INPUT DATA

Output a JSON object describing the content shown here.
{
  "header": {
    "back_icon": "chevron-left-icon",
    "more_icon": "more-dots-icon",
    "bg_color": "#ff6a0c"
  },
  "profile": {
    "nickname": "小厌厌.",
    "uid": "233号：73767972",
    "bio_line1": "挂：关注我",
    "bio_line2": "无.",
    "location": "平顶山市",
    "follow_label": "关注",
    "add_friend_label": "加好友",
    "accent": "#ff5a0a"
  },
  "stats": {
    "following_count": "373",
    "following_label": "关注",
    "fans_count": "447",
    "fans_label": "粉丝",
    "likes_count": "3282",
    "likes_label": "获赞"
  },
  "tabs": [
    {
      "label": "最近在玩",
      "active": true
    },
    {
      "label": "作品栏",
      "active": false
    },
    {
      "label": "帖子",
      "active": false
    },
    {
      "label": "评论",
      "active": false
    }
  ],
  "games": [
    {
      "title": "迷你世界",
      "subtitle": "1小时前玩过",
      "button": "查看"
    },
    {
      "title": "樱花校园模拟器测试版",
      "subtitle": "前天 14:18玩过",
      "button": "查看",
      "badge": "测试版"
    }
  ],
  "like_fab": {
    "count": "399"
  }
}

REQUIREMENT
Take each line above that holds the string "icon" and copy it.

ANSWER TO THIS TASK
    "back_icon": "chevron-left-icon",
    "more_icon": "more-dots-icon",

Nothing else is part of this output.